● WORK REQUIRED: Return the lines beginning at the one that contains "Transcribe this image's" and continuing to the end of the entries, including both ends, exactly as written and nothing else.

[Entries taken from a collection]
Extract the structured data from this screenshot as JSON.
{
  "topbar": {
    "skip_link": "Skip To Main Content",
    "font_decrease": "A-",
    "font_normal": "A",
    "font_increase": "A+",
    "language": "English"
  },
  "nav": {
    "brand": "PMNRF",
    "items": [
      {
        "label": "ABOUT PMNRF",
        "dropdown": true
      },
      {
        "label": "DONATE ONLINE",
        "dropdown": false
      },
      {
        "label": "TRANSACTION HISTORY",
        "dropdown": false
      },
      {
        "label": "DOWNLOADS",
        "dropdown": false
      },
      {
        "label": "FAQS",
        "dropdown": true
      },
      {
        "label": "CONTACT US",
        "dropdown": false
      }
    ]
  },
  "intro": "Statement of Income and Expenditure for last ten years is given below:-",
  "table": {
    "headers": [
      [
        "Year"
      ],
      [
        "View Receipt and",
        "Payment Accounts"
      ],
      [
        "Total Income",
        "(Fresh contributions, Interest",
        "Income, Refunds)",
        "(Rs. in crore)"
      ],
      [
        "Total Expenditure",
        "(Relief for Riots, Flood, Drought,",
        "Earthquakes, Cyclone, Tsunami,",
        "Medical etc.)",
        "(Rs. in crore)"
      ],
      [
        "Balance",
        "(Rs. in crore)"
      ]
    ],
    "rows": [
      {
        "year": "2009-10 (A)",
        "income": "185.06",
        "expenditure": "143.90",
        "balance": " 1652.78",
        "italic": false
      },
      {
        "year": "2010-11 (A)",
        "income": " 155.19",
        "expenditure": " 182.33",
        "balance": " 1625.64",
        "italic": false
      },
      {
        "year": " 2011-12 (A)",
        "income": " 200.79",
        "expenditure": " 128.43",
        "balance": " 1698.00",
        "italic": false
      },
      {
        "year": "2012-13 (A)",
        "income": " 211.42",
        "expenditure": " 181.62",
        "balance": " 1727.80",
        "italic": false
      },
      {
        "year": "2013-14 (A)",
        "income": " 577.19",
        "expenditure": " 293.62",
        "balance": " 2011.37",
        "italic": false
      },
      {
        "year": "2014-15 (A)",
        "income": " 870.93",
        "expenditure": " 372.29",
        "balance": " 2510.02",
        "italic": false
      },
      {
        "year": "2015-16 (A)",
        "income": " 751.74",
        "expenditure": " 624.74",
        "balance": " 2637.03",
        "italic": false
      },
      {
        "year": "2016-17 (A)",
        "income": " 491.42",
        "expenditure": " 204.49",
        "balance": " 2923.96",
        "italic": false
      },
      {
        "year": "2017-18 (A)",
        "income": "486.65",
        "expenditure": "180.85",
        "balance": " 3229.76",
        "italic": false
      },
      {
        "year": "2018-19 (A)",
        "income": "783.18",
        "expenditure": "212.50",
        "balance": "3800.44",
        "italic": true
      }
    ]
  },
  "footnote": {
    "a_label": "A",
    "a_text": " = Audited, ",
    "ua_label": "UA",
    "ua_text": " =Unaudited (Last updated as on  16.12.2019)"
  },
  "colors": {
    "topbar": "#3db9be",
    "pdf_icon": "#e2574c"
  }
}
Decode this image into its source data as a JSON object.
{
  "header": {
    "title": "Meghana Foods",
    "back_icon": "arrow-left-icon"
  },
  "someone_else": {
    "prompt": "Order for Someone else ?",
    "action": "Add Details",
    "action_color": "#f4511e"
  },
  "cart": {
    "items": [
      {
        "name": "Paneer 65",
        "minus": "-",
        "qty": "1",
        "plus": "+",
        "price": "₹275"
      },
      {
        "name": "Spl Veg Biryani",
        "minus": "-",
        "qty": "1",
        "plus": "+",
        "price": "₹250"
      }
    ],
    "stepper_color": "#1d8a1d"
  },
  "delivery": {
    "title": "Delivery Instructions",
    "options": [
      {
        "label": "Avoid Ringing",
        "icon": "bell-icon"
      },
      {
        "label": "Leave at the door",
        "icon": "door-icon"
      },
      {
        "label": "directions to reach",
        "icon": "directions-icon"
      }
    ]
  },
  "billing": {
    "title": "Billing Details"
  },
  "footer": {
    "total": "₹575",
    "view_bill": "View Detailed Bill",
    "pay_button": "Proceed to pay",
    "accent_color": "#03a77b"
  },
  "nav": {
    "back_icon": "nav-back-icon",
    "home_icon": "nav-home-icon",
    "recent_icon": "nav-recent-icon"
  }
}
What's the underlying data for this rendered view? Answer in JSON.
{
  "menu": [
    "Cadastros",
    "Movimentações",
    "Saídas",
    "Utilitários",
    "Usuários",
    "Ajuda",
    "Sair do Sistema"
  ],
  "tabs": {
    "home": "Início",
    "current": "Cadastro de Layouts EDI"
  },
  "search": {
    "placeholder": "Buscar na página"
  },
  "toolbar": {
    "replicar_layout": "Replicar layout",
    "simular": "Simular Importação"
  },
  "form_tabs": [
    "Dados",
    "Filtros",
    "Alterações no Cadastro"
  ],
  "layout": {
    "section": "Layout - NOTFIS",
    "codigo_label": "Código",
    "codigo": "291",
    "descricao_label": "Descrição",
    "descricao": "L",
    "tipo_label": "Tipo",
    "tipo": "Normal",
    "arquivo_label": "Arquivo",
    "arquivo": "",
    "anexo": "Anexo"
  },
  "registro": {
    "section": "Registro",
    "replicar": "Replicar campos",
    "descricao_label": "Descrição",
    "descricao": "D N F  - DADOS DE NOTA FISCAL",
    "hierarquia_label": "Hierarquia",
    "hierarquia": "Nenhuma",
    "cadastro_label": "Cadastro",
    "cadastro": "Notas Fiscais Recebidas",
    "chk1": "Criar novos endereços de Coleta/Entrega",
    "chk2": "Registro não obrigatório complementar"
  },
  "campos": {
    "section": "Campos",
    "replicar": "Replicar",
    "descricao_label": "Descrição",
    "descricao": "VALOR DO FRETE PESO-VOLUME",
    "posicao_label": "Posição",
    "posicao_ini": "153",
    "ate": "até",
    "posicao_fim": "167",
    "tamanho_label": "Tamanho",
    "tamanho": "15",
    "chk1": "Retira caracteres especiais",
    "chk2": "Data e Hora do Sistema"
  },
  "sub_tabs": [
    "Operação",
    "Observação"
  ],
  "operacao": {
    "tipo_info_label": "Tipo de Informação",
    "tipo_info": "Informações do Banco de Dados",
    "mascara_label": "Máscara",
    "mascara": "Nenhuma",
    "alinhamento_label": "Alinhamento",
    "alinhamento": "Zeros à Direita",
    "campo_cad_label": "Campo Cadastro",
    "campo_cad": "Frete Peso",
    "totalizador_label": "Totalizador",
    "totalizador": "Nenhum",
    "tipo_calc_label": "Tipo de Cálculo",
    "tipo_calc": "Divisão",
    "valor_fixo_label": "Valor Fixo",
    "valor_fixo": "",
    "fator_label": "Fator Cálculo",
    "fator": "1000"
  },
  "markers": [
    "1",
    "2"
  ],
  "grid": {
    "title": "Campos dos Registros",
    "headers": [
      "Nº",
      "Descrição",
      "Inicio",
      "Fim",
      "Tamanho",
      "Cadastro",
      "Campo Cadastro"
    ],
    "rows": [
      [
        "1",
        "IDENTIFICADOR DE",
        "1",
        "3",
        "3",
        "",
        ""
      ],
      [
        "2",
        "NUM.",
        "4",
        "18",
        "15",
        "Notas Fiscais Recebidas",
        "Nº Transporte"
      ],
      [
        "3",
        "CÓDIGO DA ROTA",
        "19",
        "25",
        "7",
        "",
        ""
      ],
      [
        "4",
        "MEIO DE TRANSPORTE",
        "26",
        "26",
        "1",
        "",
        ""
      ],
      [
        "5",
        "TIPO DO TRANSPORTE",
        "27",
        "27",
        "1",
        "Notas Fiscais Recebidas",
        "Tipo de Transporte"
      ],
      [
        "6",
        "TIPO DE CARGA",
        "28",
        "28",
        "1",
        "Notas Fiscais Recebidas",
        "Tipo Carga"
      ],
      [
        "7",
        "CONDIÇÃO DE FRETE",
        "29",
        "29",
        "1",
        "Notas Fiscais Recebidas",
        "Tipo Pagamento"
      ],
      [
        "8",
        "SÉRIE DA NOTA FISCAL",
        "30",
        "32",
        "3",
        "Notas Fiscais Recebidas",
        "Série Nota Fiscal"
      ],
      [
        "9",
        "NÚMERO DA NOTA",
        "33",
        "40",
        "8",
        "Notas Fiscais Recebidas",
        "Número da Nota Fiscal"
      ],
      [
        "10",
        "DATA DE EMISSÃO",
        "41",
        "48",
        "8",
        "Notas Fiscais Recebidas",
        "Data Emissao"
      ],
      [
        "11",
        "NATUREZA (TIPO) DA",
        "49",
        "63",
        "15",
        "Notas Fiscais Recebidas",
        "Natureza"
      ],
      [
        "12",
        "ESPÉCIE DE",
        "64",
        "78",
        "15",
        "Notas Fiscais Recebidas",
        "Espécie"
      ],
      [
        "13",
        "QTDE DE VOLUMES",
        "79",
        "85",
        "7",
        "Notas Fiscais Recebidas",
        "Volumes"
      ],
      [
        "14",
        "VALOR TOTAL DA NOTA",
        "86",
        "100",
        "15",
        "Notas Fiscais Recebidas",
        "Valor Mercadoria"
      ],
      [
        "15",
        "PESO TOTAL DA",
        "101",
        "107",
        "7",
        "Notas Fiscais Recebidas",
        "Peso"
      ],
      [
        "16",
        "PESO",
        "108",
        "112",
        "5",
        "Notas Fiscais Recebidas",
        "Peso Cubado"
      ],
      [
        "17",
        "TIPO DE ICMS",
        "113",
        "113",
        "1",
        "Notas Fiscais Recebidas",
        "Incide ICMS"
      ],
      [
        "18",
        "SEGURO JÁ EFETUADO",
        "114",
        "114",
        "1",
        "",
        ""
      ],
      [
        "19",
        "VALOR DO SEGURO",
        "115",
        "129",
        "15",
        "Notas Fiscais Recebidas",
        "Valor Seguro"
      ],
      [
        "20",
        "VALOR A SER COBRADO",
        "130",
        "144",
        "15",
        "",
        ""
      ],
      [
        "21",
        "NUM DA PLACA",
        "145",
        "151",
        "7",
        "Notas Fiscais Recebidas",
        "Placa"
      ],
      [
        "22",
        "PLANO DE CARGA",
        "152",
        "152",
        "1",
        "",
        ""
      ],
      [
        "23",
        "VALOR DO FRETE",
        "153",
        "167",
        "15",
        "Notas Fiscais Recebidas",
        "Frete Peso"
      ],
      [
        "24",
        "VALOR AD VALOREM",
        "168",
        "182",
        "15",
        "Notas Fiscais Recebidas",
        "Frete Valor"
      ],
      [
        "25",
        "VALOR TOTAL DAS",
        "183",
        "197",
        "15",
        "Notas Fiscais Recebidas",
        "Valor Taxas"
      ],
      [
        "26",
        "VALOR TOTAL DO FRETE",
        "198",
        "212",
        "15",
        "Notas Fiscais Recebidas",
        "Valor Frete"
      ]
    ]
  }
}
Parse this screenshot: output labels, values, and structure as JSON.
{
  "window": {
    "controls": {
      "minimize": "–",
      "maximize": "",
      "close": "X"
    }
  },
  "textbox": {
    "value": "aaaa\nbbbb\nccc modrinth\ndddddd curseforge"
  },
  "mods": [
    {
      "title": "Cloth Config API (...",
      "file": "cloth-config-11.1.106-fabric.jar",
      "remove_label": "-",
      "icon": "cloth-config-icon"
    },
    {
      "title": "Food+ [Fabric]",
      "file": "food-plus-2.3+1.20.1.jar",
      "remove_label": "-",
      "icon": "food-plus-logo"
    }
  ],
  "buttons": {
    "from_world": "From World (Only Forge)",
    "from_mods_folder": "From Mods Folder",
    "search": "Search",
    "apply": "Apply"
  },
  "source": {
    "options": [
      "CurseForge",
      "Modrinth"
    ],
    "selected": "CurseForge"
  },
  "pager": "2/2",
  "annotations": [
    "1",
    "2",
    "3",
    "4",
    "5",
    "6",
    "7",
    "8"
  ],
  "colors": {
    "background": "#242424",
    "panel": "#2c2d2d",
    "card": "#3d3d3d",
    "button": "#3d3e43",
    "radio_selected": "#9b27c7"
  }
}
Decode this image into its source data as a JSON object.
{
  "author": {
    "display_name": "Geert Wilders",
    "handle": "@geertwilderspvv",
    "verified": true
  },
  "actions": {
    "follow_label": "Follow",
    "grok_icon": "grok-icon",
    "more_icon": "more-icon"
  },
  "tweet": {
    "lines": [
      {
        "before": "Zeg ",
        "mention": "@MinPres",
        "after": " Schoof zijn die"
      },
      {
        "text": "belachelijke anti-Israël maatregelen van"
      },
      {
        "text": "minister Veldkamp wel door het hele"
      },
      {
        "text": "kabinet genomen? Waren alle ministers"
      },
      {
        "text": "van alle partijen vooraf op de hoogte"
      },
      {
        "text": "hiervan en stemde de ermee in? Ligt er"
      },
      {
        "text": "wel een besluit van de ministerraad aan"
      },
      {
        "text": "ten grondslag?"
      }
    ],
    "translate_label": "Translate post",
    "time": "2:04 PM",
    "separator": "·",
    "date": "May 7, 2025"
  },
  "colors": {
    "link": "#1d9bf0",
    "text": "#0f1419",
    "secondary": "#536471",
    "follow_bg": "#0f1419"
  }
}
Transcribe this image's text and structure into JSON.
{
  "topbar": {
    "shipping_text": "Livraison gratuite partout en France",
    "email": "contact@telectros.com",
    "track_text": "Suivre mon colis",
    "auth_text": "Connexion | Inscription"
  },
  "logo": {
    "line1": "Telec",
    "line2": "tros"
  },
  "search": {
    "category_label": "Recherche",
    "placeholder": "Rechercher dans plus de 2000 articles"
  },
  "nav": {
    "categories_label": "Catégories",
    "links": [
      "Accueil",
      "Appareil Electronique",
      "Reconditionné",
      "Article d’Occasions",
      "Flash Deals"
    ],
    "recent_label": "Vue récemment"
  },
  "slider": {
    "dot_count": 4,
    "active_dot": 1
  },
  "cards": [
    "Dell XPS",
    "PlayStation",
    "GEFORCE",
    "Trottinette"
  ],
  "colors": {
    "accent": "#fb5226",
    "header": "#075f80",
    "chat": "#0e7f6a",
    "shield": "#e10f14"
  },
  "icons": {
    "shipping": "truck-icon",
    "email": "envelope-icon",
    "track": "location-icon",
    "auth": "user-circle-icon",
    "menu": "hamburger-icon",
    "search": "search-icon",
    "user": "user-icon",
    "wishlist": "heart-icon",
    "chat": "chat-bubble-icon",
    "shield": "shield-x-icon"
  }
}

● ANSWER FOR THE TASK:
Transcribe this image's text and structure into JSON.
{
  "topbar": {
    "shipping_text": "Livraison gratuite partout en France",
    "email": "contact@telectros.com",
    "track_text": "Suivre mon colis",
    "auth_text": "Connexion | Inscription"
  },
  "logo": {
    "line1": "Telec",
    "line2": "tros"
  },
  "search": {
    "category_label": "Recherche",
    "placeholder": "Rechercher dans plus de 2000 articles"
  },
  "nav": {
    "categories_label": "Catégories",
    "links": [
      "Accueil",
      "Appareil Electronique",
      "Reconditionné",
      "Article d’Occasions",
      "Flash Deals"
    ],
    "recent_label": "Vue récemment"
  },
  "slider": {
    "dot_count": 4,
    "active_dot": 1
  },
  "cards": [
    "Dell XPS",
    "PlayStation",
    "GEFORCE",
    "Trottinette"
  ],
  "colors": {
    "accent": "#fb5226",
    "header": "#075f80",
    "chat": "#0e7f6a",
    "shield": "#e10f14"
  },
  "icons": {
    "shipping": "truck-icon",
    "email": "envelope-icon",
    "track": "location-icon",
    "auth": "user-circle-icon",
    "menu": "hamburger-icon",
    "search": "search-icon",
    "user": "user-icon",
    "wishlist": "heart-icon",
    "chat": "chat-bubble-icon",
    "shield": "shield-x-icon"
  }
}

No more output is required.